Nick handed her the car key, turned round, and walked down the lane towards the main street, sipping from the bottle.

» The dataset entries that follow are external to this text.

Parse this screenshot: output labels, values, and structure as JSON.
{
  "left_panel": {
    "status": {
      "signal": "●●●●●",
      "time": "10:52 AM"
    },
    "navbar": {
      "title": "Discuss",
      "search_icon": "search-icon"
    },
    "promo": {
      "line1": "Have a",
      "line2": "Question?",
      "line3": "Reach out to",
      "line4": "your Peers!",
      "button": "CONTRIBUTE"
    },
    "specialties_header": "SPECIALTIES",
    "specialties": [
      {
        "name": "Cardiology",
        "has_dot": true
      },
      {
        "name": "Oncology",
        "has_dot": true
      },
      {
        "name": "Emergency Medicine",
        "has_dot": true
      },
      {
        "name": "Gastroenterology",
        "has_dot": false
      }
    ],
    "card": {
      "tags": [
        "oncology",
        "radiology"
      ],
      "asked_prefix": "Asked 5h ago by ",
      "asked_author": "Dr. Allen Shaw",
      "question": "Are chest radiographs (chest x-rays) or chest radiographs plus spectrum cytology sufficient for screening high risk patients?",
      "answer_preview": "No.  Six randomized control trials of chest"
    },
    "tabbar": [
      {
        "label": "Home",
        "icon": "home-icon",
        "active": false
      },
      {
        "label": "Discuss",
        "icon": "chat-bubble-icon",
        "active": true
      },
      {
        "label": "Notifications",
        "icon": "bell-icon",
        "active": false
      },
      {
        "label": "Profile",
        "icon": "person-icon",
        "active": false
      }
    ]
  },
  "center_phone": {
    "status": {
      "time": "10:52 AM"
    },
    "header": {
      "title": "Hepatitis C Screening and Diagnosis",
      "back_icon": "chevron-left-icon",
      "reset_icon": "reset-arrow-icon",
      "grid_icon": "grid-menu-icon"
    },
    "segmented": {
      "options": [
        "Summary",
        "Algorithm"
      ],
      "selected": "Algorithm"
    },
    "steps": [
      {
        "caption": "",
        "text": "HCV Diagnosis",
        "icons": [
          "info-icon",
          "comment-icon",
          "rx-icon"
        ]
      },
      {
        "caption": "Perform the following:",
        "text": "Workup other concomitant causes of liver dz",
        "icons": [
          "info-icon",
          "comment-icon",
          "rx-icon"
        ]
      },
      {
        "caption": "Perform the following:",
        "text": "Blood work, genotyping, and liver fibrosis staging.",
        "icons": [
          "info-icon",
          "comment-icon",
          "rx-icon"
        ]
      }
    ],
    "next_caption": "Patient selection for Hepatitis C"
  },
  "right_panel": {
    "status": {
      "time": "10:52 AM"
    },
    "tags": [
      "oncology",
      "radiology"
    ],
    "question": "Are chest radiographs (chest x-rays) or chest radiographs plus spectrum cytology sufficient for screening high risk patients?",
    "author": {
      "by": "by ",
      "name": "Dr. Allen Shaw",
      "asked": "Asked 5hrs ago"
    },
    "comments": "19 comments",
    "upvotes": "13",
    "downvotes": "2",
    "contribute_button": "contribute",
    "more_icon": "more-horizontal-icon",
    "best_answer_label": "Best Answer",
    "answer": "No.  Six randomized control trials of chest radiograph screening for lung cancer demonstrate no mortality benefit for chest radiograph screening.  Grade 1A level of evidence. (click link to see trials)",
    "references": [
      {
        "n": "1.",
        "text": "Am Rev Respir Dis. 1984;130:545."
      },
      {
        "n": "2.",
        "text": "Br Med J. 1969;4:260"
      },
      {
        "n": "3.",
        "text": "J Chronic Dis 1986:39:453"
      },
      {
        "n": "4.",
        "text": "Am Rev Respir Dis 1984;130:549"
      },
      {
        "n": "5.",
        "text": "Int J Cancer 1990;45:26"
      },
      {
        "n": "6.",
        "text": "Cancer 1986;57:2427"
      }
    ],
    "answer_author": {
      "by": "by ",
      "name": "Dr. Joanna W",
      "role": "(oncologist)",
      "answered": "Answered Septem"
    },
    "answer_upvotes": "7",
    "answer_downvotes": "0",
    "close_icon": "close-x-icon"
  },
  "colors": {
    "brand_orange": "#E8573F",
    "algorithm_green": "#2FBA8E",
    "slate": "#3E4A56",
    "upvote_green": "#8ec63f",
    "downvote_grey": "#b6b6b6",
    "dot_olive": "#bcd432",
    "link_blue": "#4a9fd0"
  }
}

First Day, First Post, so obviously no one is going to be reading this. Rage is supposed to be coming out sometime in 2010, and I'm fairly interested in what it will turn out to be. Id Software does not have a reputation for being a particularly innovative. This is an ironic thing to say considering that they developed the first FPS game, but they've stayed with pretty much the same formula for the past 20 years, adding a reload mechanic with Doom 3. In terms of gameplay, Rage, (from various articles I've read), is not bringing about huge change either. Rage is set in a Fallout 3esque wasteland. The game is meant to create a sense of openness with huge environments - i.e big canyons and deserts. Id, who are renowned for their groundbreaking game engines, are basing Rage on Id Tech 5, one of the features of which is megatexturing. Basically what this is is using one gigantic image for a surface. A common dilemma in 3D games, is looking down from a height, and seeing texture tiles on what is supposed to be a gravel carpark or a grass hill. Megatexturing solves this problem, and will increase the realism in Rage, and other games in the future - which will in turn increase that feeling of a real, open world. However, its not really. Id still maintains a linear level design, like so many other games. You are given missions by characters in the game, and you must complete them for the game to be finished, or fulfilled, if you like. Carrying on from Doom 3 and Quake 4, Id are putting more concentration on characters and a storyline, and much more so than previous games. Put simply, they are trying to hit a sweet spot between Quake and The Elder Scrolls. Quake, while being tiny compared to the scope of Oblivion, concentrates mostly on gameplay, but brings about better purity because of it, helped by some excellent game mechanics. Oblivion (among the other TES games) gives the player options galore, not just because of character customisation, but because of the sheer size of the game world, and the content that the player can see, not just in a single playthrough - but in multiple. Id are betting that the illusion of a non-linear game environment along with dictated storytelling, is ultimately more entertaining than the player using their imagination. For me this is true, to an extent, but of course the thing that makes RPGs tick is the use of imagination. The game also features car combat, a genre (if there ever was one) which has never really taken off the ground. Whether this is merely a peripheral feature alongside the main FPS gunplay one cannot say. don't expect Rage to be some sort of a hybrid - like Deus Ex - but it does look to be a much needed expansion on the genre. Here's hoping that Id will show 'em how to do an FPS, or should I say, DOOM clone?